Making Smarter Landscaping Choices

Landscape Edging Options Explained

Are you tired of weeds and lawn grasses invading your flower beds and tree islands? If so, then it is time to install edging. The following guide will help you choose and install the best edging for your landscape needs.

Basic Edging Types

Edging can be placed into two main categories — trench edging or material edging. Trench edging options require little more than a shovel or edger and a bit of labor. For example, edging around sidewalks and driveways is usually done with a strip edger, a device that removes the strip of turf along the edge of the lawn to create a bare zone that prevents grass from growing over the top of the sidewalk. Another form of manual edging is a trench dug around a flower bed to also create a bare area to keep the grass out of the beds.

Material edging can be made from stones, bricks, vinyl edging strips, or even creative items like bottles. A trench is still dug for this type of edging, but then the material is placed into the trench to create a stronger barrier that also adds to your landscape design. These types of edging are often used around flower beds, particularly in areas where weed or grass encroachment tends to be more of a challenge.

Installation Tips

No matter what type of edging you choose, the depth of the barrier matters. In general, the edging should be installed in a trench that is 3 to 5 inches deep. This will prevent grass and weed roots from growing beneath the edging or trench. If you aren't using an edging material, then the trench should be V-shaped and several inches wide so grass doesn't grow over the top of the trench, as well.

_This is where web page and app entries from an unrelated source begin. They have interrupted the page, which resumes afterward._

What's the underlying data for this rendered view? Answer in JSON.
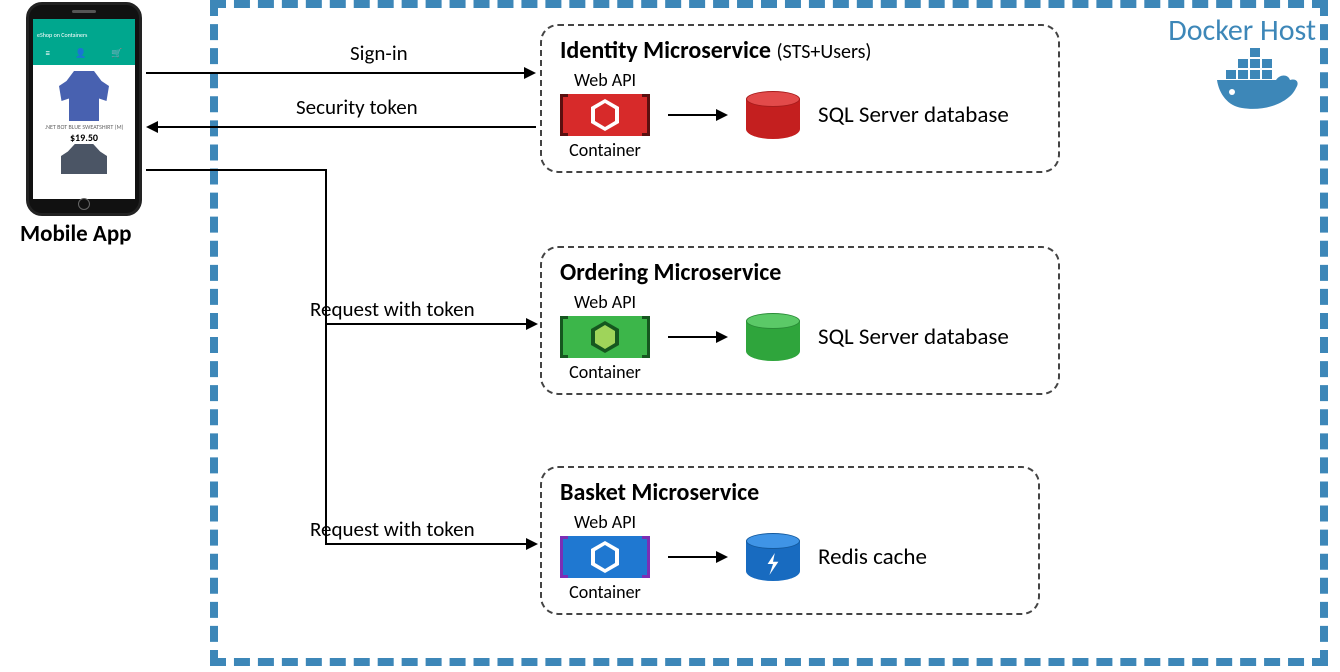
{
  "host": {
    "label": "Docker Host"
  },
  "client": {
    "label": "Mobile App",
    "screen_title": "eShop on Containers",
    "product": ".NET BOT BLUE SWEATSHIRT (M)",
    "price": "$19.50"
  },
  "arrows": {
    "signin": "Sign-in",
    "token": "Security token",
    "req1": "Request with token",
    "req2": "Request with token"
  },
  "services": {
    "identity": {
      "title": "Identity Microservice",
      "subtitle": "(STS+Users)",
      "api_label": "Web API",
      "container_label": "Container",
      "db_label": "SQL Server database",
      "color": "#d72a2a",
      "color_dark": "#a81c1c"
    },
    "ordering": {
      "title": "Ordering Microservice",
      "api_label": "Web API",
      "container_label": "Container",
      "db_label": "SQL Server database",
      "color": "#3cb64a",
      "hex_fill": "#9fd45a",
      "color_dark": "#2a8c37"
    },
    "basket": {
      "title": "Basket Microservice",
      "api_label": "Web API",
      "container_label": "Container",
      "db_label": "Redis cache",
      "color": "#1f78d1",
      "color_dark": "#145a9e",
      "bracket_color": "#7b2fb5"
    }
  }
}
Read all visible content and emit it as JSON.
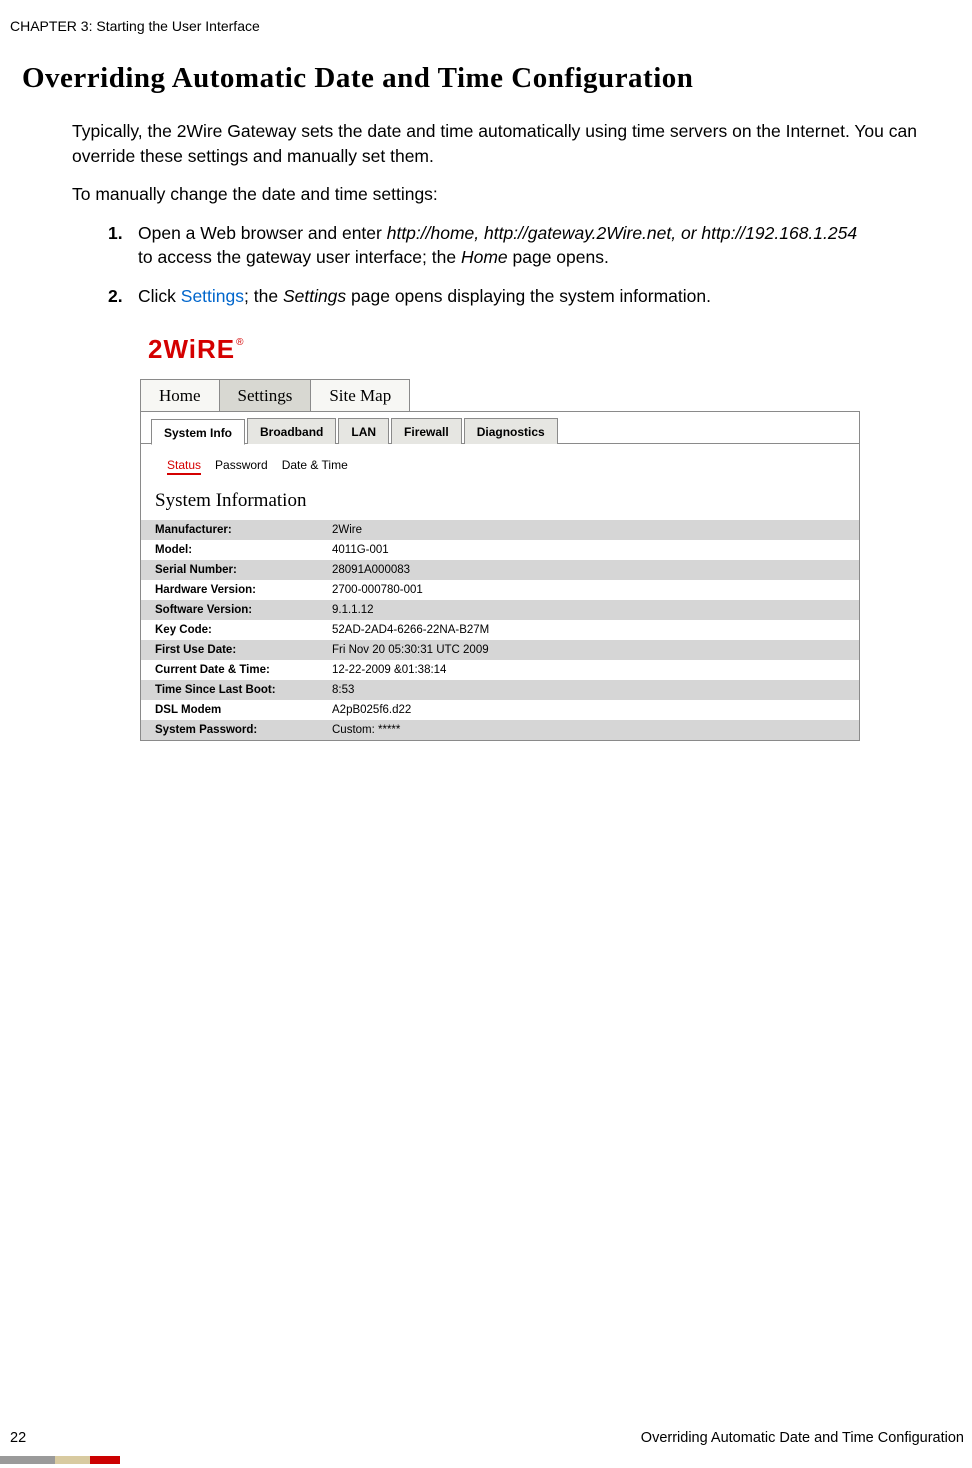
{
  "chapter_header": "CHAPTER 3: Starting the User Interface",
  "heading": "Overriding Automatic Date and Time Configuration",
  "para1": "Typically, the 2Wire Gateway sets the date and time automatically using time servers on the Internet. You can override these settings and manually set them.",
  "para2": "To manually change the date and time settings:",
  "steps": {
    "s1num": "1.",
    "s1a": "Open a Web browser and enter ",
    "s1b": "http://home, http://gateway.2Wire.net, or http://192.168.1.254",
    "s1c": " to access the gateway user interface; the ",
    "s1d": "Home",
    "s1e": " page opens.",
    "s2num": "2.",
    "s2a": "Click ",
    "s2b": "Settings",
    "s2c": "; the ",
    "s2d": "Settings",
    "s2e": " page opens displaying the system information."
  },
  "logo_text": "2WiRE",
  "logo_r": "®",
  "topnav": {
    "home": "Home",
    "settings": "Settings",
    "sitemap": "Site Map"
  },
  "subtabs": {
    "sysinfo": "System Info",
    "broadband": "Broadband",
    "lan": "LAN",
    "firewall": "Firewall",
    "diagnostics": "Diagnostics"
  },
  "sublinks": {
    "status": "Status",
    "password": "Password",
    "datetime": "Date & Time"
  },
  "section_title": "System Information",
  "rows": [
    {
      "k": "Manufacturer:",
      "v": "2Wire"
    },
    {
      "k": "Model:",
      "v": "4011G-001"
    },
    {
      "k": "Serial Number:",
      "v": "28091A000083"
    },
    {
      "k": "Hardware Version:",
      "v": "2700-000780-001"
    },
    {
      "k": "Software Version:",
      "v": "9.1.1.12"
    },
    {
      "k": "Key Code:",
      "v": "52AD-2AD4-6266-22NA-B27M"
    },
    {
      "k": "First Use Date:",
      "v": "Fri Nov 20 05:30:31 UTC 2009"
    },
    {
      "k": "Current Date & Time:",
      "v": "12-22-2009 &01:38:14"
    },
    {
      "k": "Time Since Last Boot:",
      "v": "8:53"
    },
    {
      "k": "DSL Modem",
      "v": "A2pB025f6.d22"
    },
    {
      "k": "System Password:",
      "v": "Custom: *****"
    }
  ],
  "footer": {
    "page": "22",
    "title": "Overriding Automatic Date and Time Configuration"
  }
}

Edging strips, bricks, and other types should be large enough to protrude above ground by 2 or 3 inches. Otherwise, many kinds of grass and weeds will simply grow over the top of the low edging strips. Keeping the grass trimmed low along the edging, so it doesn't go to seed, will further prevent it from growing over the edging. With trench edging, you will also need to periodically remove dead leaves and other plant detritus from inside the trench so it doesn't fill in. You will also need to occasionally re-dig the trenches or edge the lawn again with the edger.

For more help with lawn edging, contact a landscape edging service in your area.


Share